Checklists provide a cognitive net. They catch mental flaws inherent in all of us – flaws of attention and memory and thoroughness.
I think checklists can be a great way to streamline what we do as data scientists. Making sense of real world data and drawing dependable conclusions is difficult. Many hobgoblins await to trip us up. I’d like to show you a couple of subtle traps I’ve encountered in my work as a data scientist:
Data leakage occurs when we accidentally use data to train our models that would not be available when making real predictions. This can happen in a variety of ways:
- The prediction results accidentally leak into the training and test data due to sloppy data preparation.
- We neglect data collection delays in an operational environment.
- Information from the future leaks into the past.
According to Kaggle, identifying and exploiting data leakage is a very common way to win data science competitions!

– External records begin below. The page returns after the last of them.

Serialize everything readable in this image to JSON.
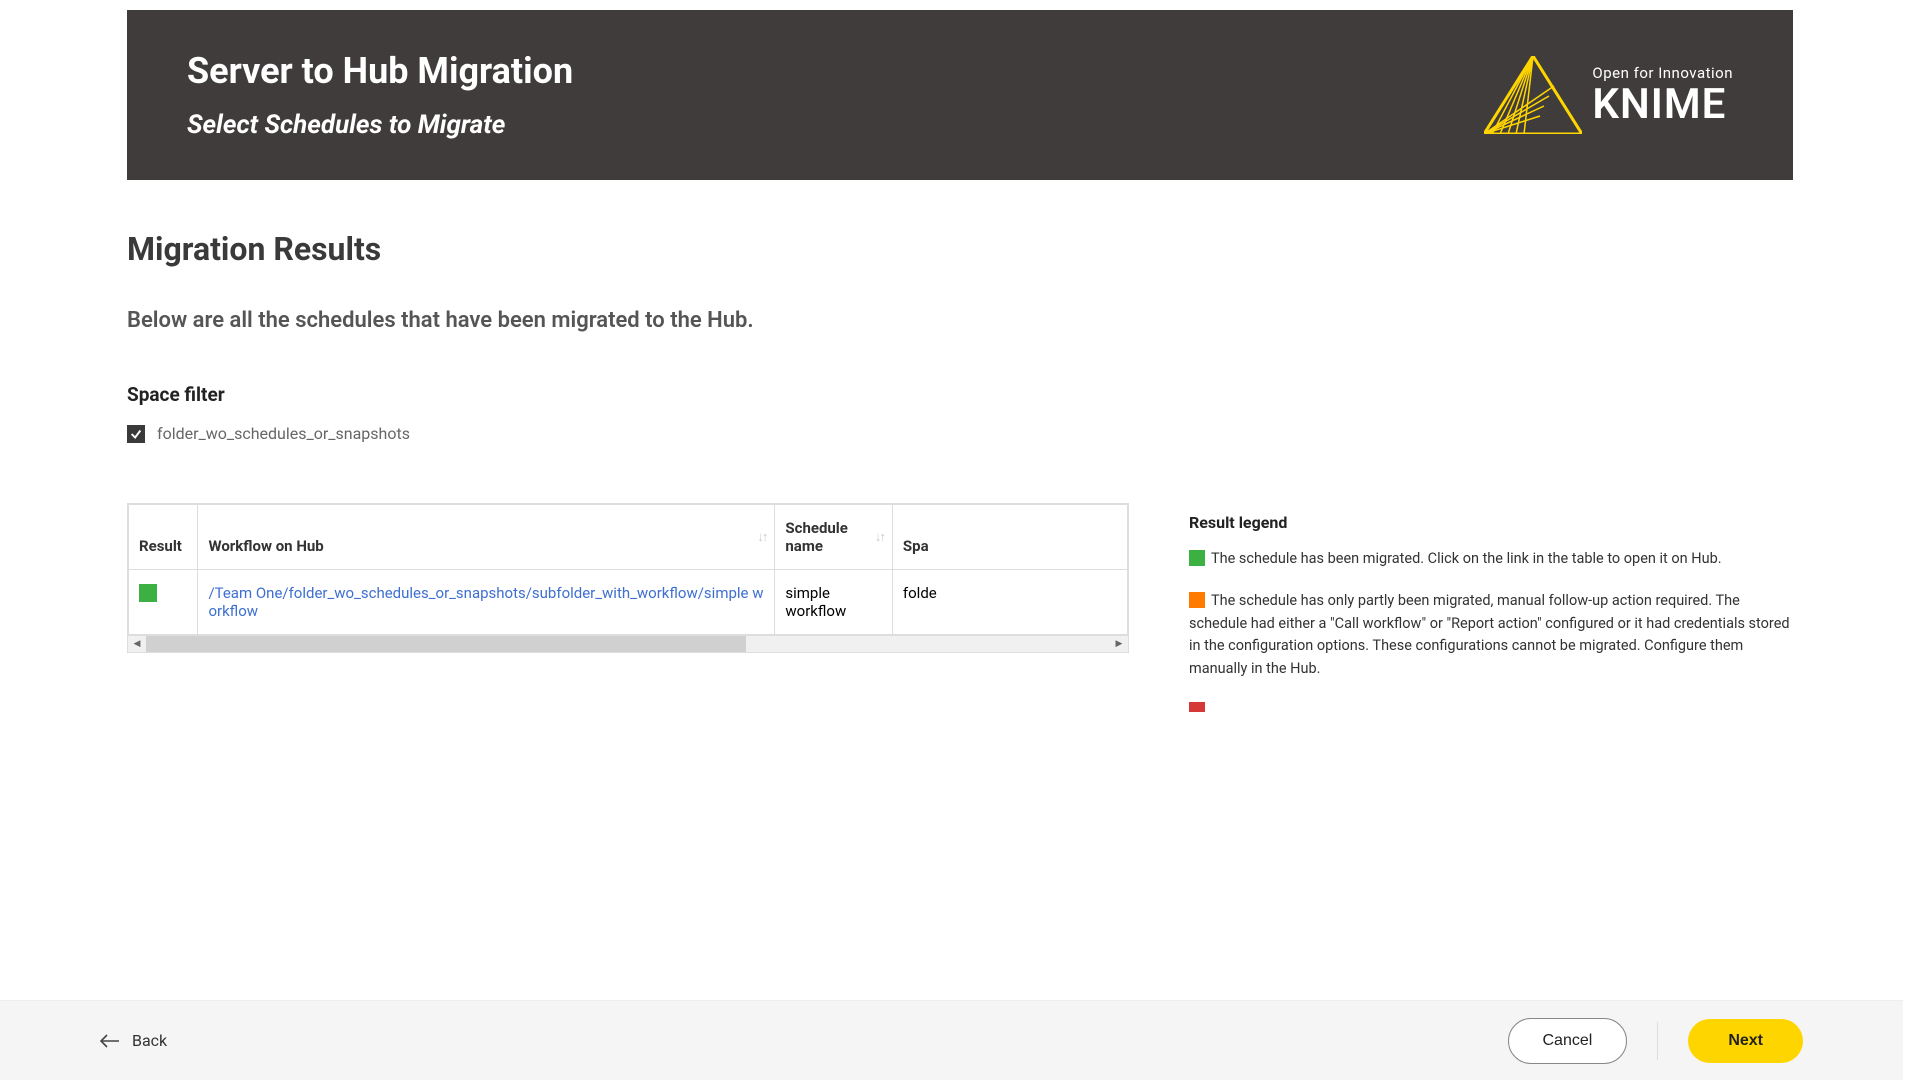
{
  "header": {
    "title": "Server to Hub Migration",
    "subtitle": "Select Schedules to Migrate",
    "logo_tagline": "Open for Innovation",
    "logo_brand": "KNIME"
  },
  "section": {
    "title": "Migration Results",
    "description": "Below are all the schedules that have been migrated to the Hub."
  },
  "filter": {
    "label": "Space filter",
    "option1": "folder_wo_schedules_or_snapshots"
  },
  "table": {
    "headers": {
      "result": "Result",
      "workflow": "Workflow on Hub",
      "schedule": "Schedule name",
      "space": "Spa"
    },
    "rows": [
      {
        "status_color": "#3cb043",
        "workflow_link": "/Team One/folder_wo_schedules_or_snapshots/subfolder_with_workflow/simple workflow",
        "schedule_name": "simple workflow",
        "space": "folde"
      }
    ]
  },
  "legend": {
    "title": "Result legend",
    "green_text": "The schedule has been migrated. Click on the link in the table to open it on Hub.",
    "orange_text": "The schedule has only partly been migrated, manual follow-up action required. The schedule had either a \"Call workflow\" or \"Report action\" configured or it had credentials stored in the configuration options. These configurations cannot be migrated. Configure them manually in the Hub.",
    "green_color": "#3cb043",
    "orange_color": "#ff7b00",
    "red_color": "#d63838"
  },
  "footer": {
    "back": "Back",
    "cancel": "Cancel",
    "next": "Next"
  }
}
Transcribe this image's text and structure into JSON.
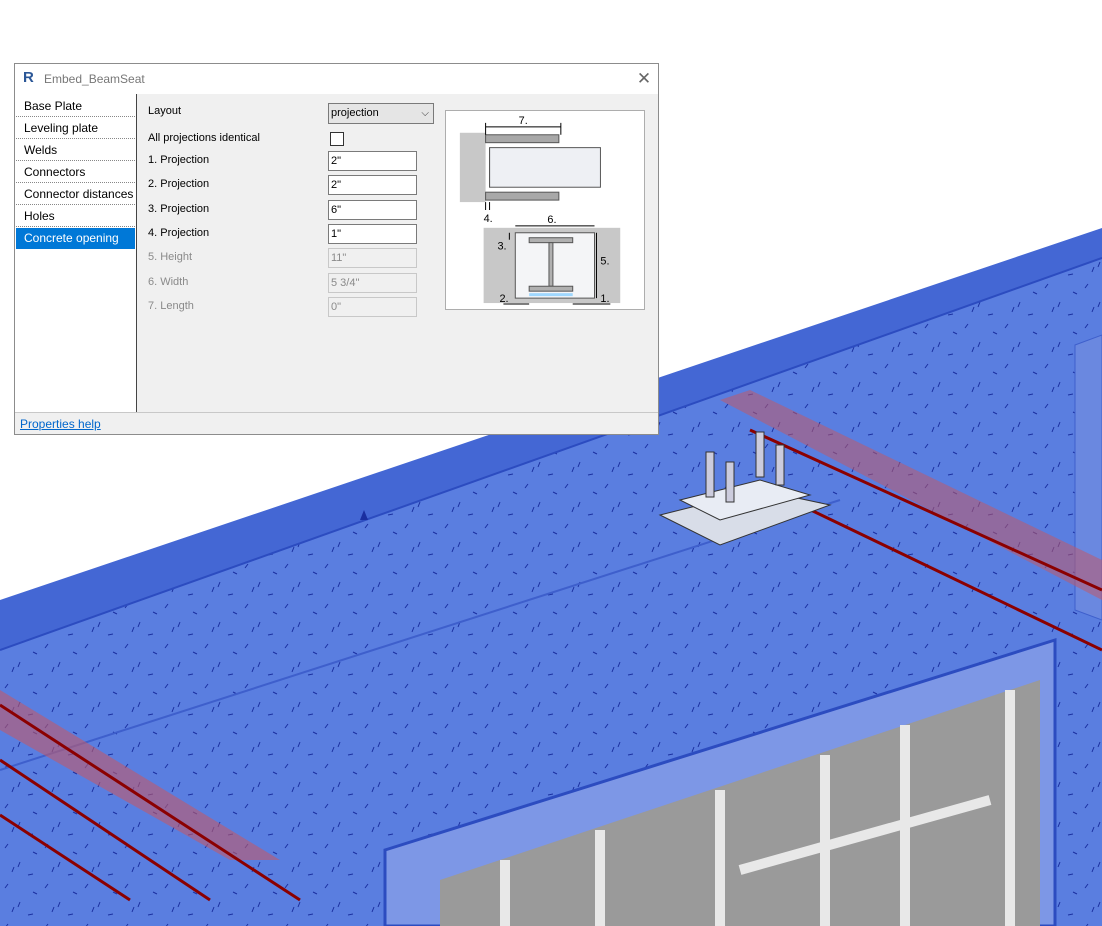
{
  "dialog": {
    "title": "Embed_BeamSeat",
    "app_icon": "R",
    "close_icon": "✕",
    "nav": [
      {
        "label": "Base Plate"
      },
      {
        "label": "Leveling plate"
      },
      {
        "label": "Welds"
      },
      {
        "label": "Connectors"
      },
      {
        "label": "Connector distances"
      },
      {
        "label": "Holes"
      },
      {
        "label": "Concrete opening",
        "selected": true
      }
    ],
    "layout": {
      "label": "Layout",
      "value": "projection"
    },
    "identical": {
      "label": "All projections identical",
      "checked": false
    },
    "fields": [
      {
        "label": "1. Projection",
        "value": "2\"",
        "enabled": true
      },
      {
        "label": "2. Projection",
        "value": "2\"",
        "enabled": true
      },
      {
        "label": "3. Projection",
        "value": "6\"",
        "enabled": true
      },
      {
        "label": "4. Projection",
        "value": "1\"",
        "enabled": true
      },
      {
        "label": "5. Height",
        "value": "11\"",
        "enabled": false
      },
      {
        "label": "6. Width",
        "value": "5 3/4\"",
        "enabled": false
      },
      {
        "label": "7. Length",
        "value": "0\"",
        "enabled": false
      }
    ],
    "diagram_labels": {
      "d1": "1.",
      "d2": "2.",
      "d3": "3.",
      "d4": "4.",
      "d5": "5.",
      "d6": "6.",
      "d7": "7."
    },
    "help_link": "Properties help"
  },
  "colors": {
    "accent": "#0078d7",
    "concrete": "#4a6fd4",
    "beam": "#b22222"
  }
}
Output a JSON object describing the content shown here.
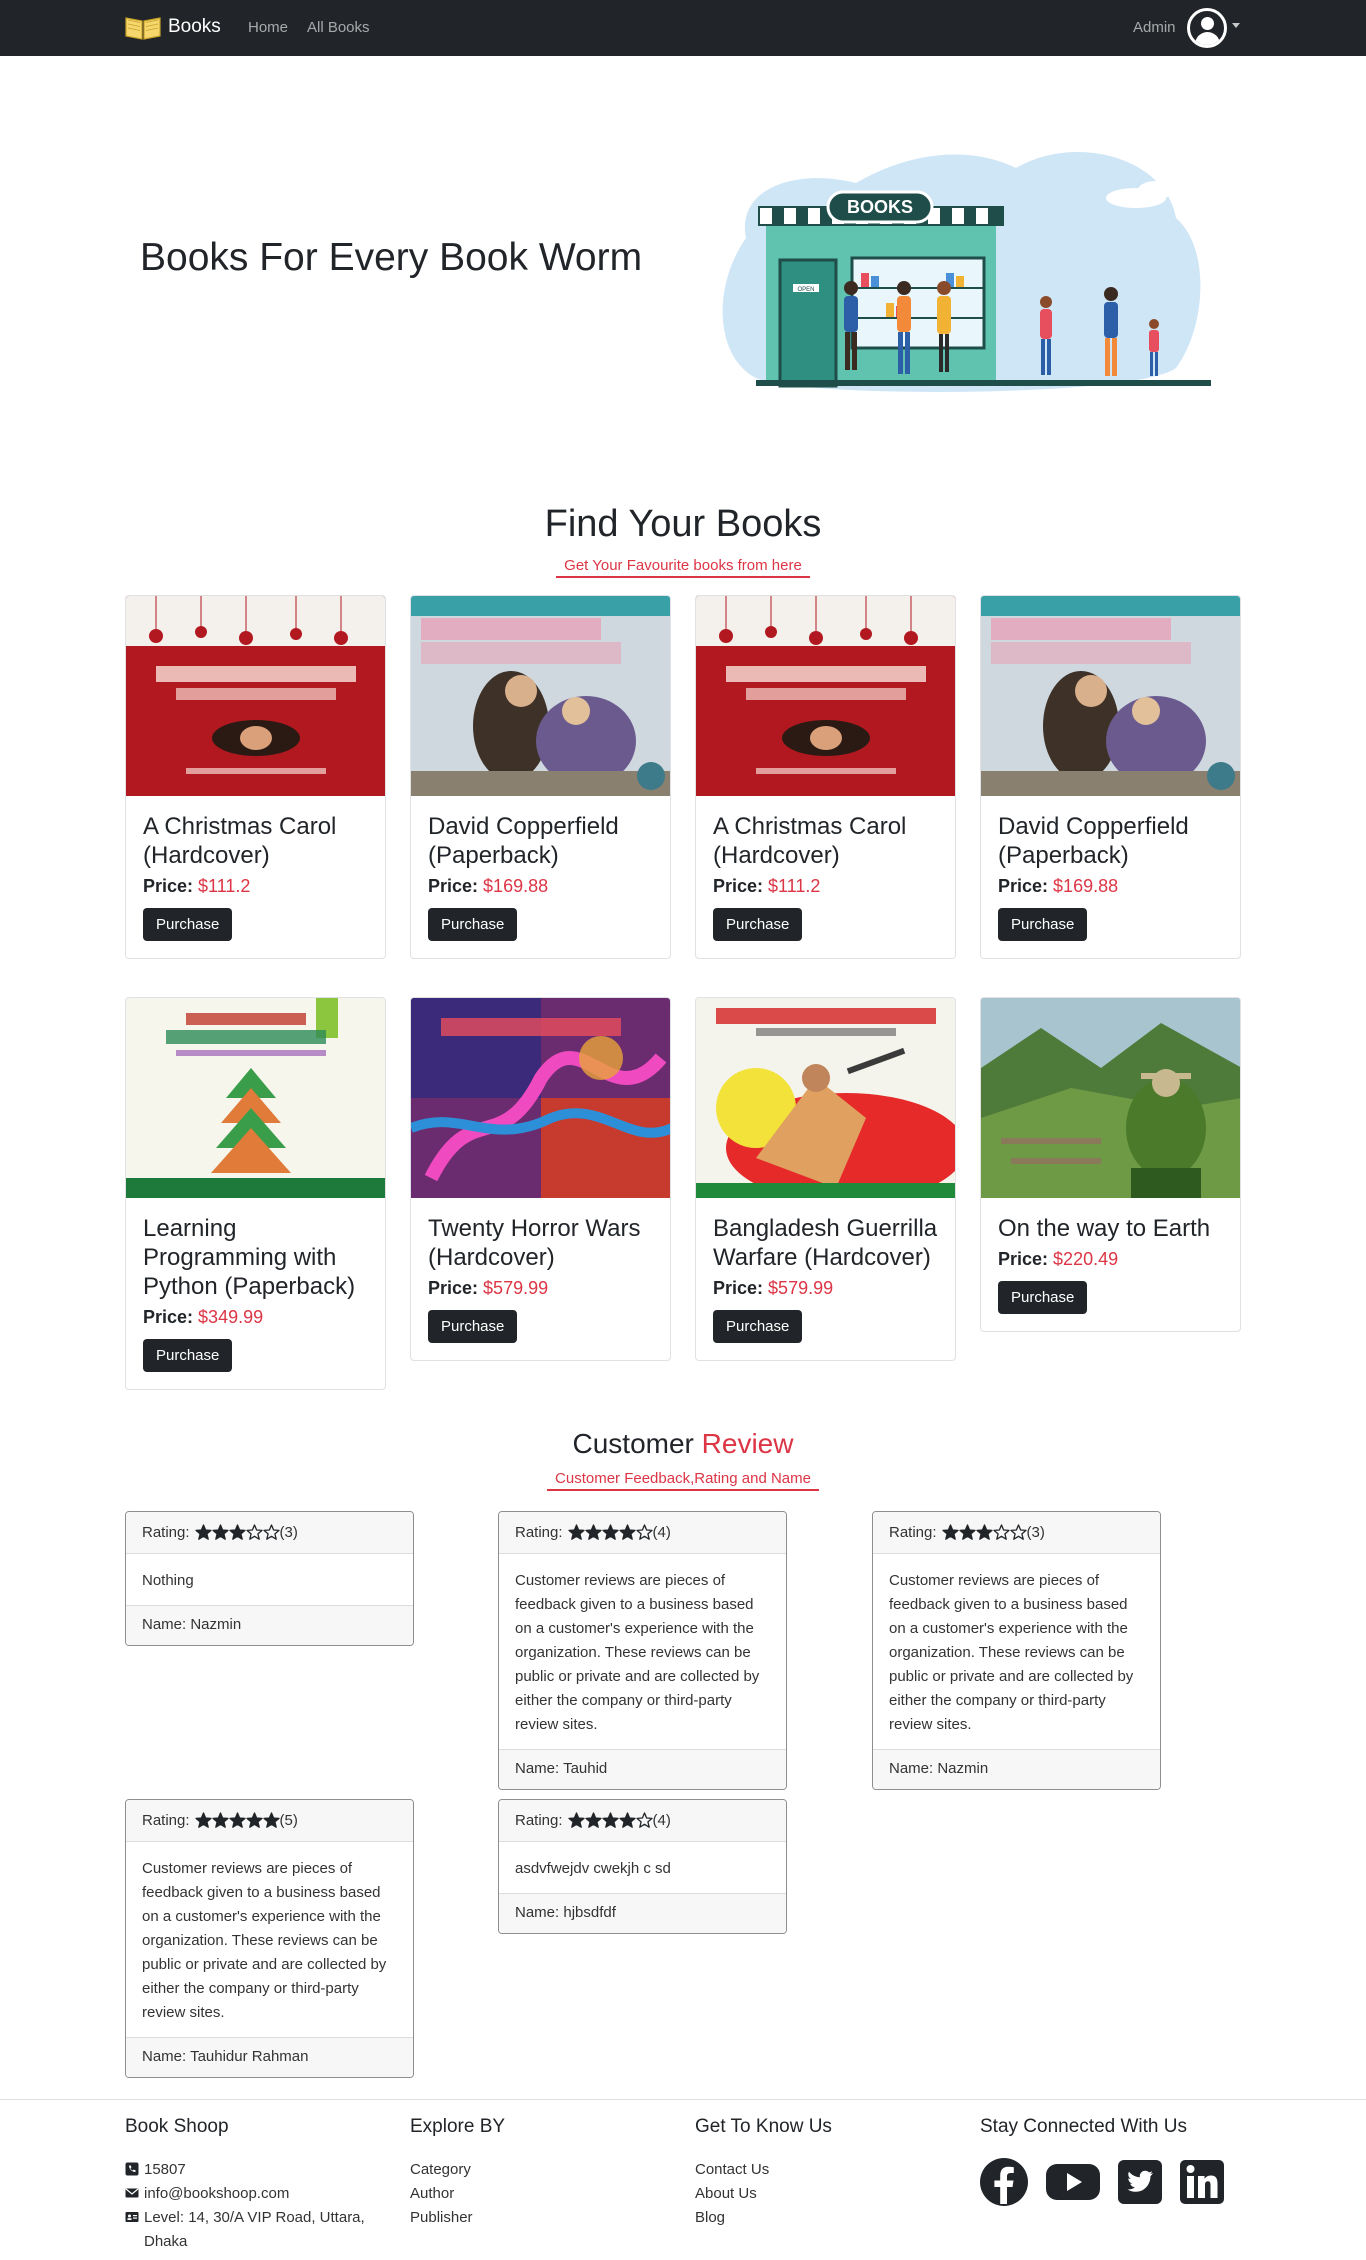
{
  "navbar": {
    "brand": "Books",
    "links": [
      {
        "label": "Home"
      },
      {
        "label": "All Books"
      }
    ],
    "user_label": "Admin"
  },
  "hero": {
    "title": "Books For Every Book Worm",
    "illustration_sign": "BOOKS",
    "illustration_door_sign": "OPEN"
  },
  "books_section": {
    "title": "Find Your Books",
    "subtitle": "Get Your Favourite books from here"
  },
  "books": [
    {
      "title": "A Christmas Carol (Hardcover)",
      "price_label": "Price:",
      "price": "$111.2",
      "button": "Purchase",
      "cover": "christmas-carol"
    },
    {
      "title": "David Copperfield (Paperback)",
      "price_label": "Price:",
      "price": "$169.88",
      "button": "Purchase",
      "cover": "david-copperfield"
    },
    {
      "title": "A Christmas Carol (Hardcover)",
      "price_label": "Price:",
      "price": "$111.2",
      "button": "Purchase",
      "cover": "christmas-carol"
    },
    {
      "title": "David Copperfield (Paperback)",
      "price_label": "Price:",
      "price": "$169.88",
      "button": "Purchase",
      "cover": "david-copperfield"
    },
    {
      "title": "Learning Programming with Python (Paperback)",
      "price_label": "Price:",
      "price": "$349.99",
      "button": "Purchase",
      "cover": "python"
    },
    {
      "title": "Twenty Horror Wars (Hardcover)",
      "price_label": "Price:",
      "price": "$579.99",
      "button": "Purchase",
      "cover": "horror"
    },
    {
      "title": "Bangladesh Guerrilla Warfare (Hardcover)",
      "price_label": "Price:",
      "price": "$579.99",
      "button": "Purchase",
      "cover": "guerrilla"
    },
    {
      "title": "On the way to Earth",
      "price_label": "Price:",
      "price": "$220.49",
      "button": "Purchase",
      "cover": "earth"
    }
  ],
  "reviews_section": {
    "title_part1": "Customer",
    "title_part2": "Review",
    "subtitle": "Customer Feedback,Rating and Name"
  },
  "reviews": [
    {
      "rating_label": "Rating:",
      "stars": 3,
      "rating_text": "(3)",
      "text": "Nothing",
      "name": "Name: Nazmin"
    },
    {
      "rating_label": "Rating:",
      "stars": 4,
      "rating_text": "(4)",
      "text": "Customer reviews are pieces of feedback given to a business based on a customer's experience with the organization. These reviews can be public or private and are collected by either the company or third-party review sites.",
      "name": "Name: Tauhid"
    },
    {
      "rating_label": "Rating:",
      "stars": 3,
      "rating_text": "(3)",
      "text": "Customer reviews are pieces of feedback given to a business based on a customer's experience with the organization. These reviews can be public or private and are collected by either the company or third-party review sites.",
      "name": "Name: Nazmin"
    },
    {
      "rating_label": "Rating:",
      "stars": 5,
      "rating_text": "(5)",
      "text": "Customer reviews are pieces of feedback given to a business based on a customer's experience with the organization. These reviews can be public or private and are collected by either the company or third-party review sites.",
      "name": "Name: Tauhidur Rahman"
    },
    {
      "rating_label": "Rating:",
      "stars": 4,
      "rating_text": "(4)",
      "text": "asdvfwejdv cwekjh c sd",
      "name": "Name: hjbsdfdf"
    }
  ],
  "footer": {
    "col1": {
      "heading": "Book Shoop",
      "phone": "15807",
      "email": "info@bookshoop.com",
      "address": "Level: 14, 30/A VIP Road, Uttara, Dhaka"
    },
    "col2": {
      "heading": "Explore BY",
      "items": [
        "Category",
        "Author",
        "Publisher"
      ]
    },
    "col3": {
      "heading": "Get To Know Us",
      "items": [
        "Contact Us",
        "About Us",
        "Blog"
      ]
    },
    "col4": {
      "heading": "Stay Connected With Us",
      "icons": [
        "facebook-icon",
        "youtube-icon",
        "twitter-icon",
        "linkedin-icon"
      ]
    }
  },
  "colors": {
    "accent": "#dc3545",
    "navbar": "#212529",
    "button": "#212529"
  }
}
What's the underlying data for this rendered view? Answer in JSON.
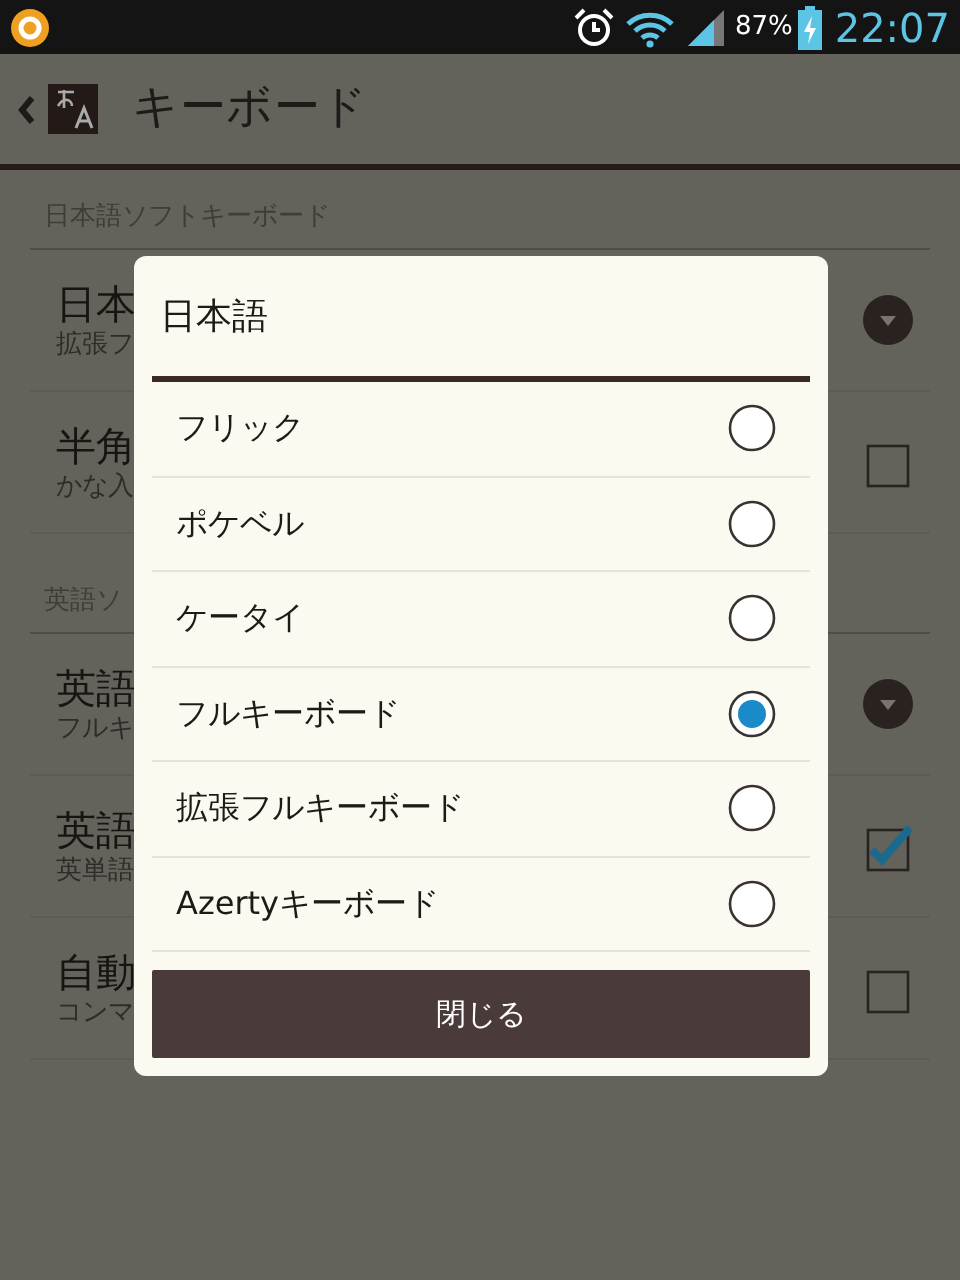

We can see real life examples of data leakage when building smart meter forecasts. Here’s what a typical smart meter load profile looks like.
As a naive illustration, let’s say we train a simple exponential smoothing model to forecast the power consumption.
We see a low error (RMSE) of 0.188. Let’s deploy to production!
Wait a minute, what’s going on here? Our production forecast has dropped close to zero! Turns out smart meter data is collected through wireless mesh networks, which are slow. There’s a delay before data is available in a live production environment. The exponential nature of the forecast discounts old meter readings, so we end up with near zero results.
Once we understand this quirk in the data, we can think of a hybrid approach where we combine a linear regression model with an exponential smoothing model – making it less sensitive to data delays. However, our goal should be anticipate these issues way ahead of time – avoid angst and slipped deadlines. Not to mention embarrassment!
Base Rate Neglect
Let’s say we came up with an amazing fraud detection algorithm. We deployed it to our test environment and collected the transactions it flagged as fraudulent. To our dismay, we saw that most of them looked legit.
How could that have happened?
We fell into the base rate trap. Fraudulent transactions might be on the rise, but they are still relatively rare. Which means that the effect of false positives will dominate our results.
To illustrate, let’s say 1 out of every 1000 transactions are fraudulent, and our model has a true positive rate of 99% and a false positive rate of %1. What does that mean?
|Fraudulent Transactions||Non Fraudulent Transactions||Total|
|Flagged Not Fraud||1||98,901||98,902|
Out of every 100,000 transactions, there are 100 fraudulent and 99,900 legitimate transactions. Our model identifies 99 of the fraudulent transactions correctly. But it also snags 999 legitimate transactions, which means that only 10% of our results are useful! The problem is we don’t know which 10%.
Why was our model so off? Biased sampling during the data exploration phase is a likely culprit. This could easily happen in larger organizations, where IT policies prevent direct access to all transaction data. Let’s say a well meaning DBA gave us data samples skewed in favor of fraud positive data, to make it easier to find common patterns. If we then fitted our model on the same skewed data sample, using default learner settings that treat false positives and false negatives equally, we can explain how we landed in this pickle. What we should have done instead is to train our model on a representative data sample, and adjust learner defaults to penalize false positives more. But we would only have known that by asking the right questions early on.
Obviously, I don’t intend to make a comprehensive list here. Every industry and application domain will have a different set of pitfalls to watch out for. However, what I hope I’ve accomplished is to convince you to make your own checklist.
What’s on your checklist? I would love to hear your thoughts!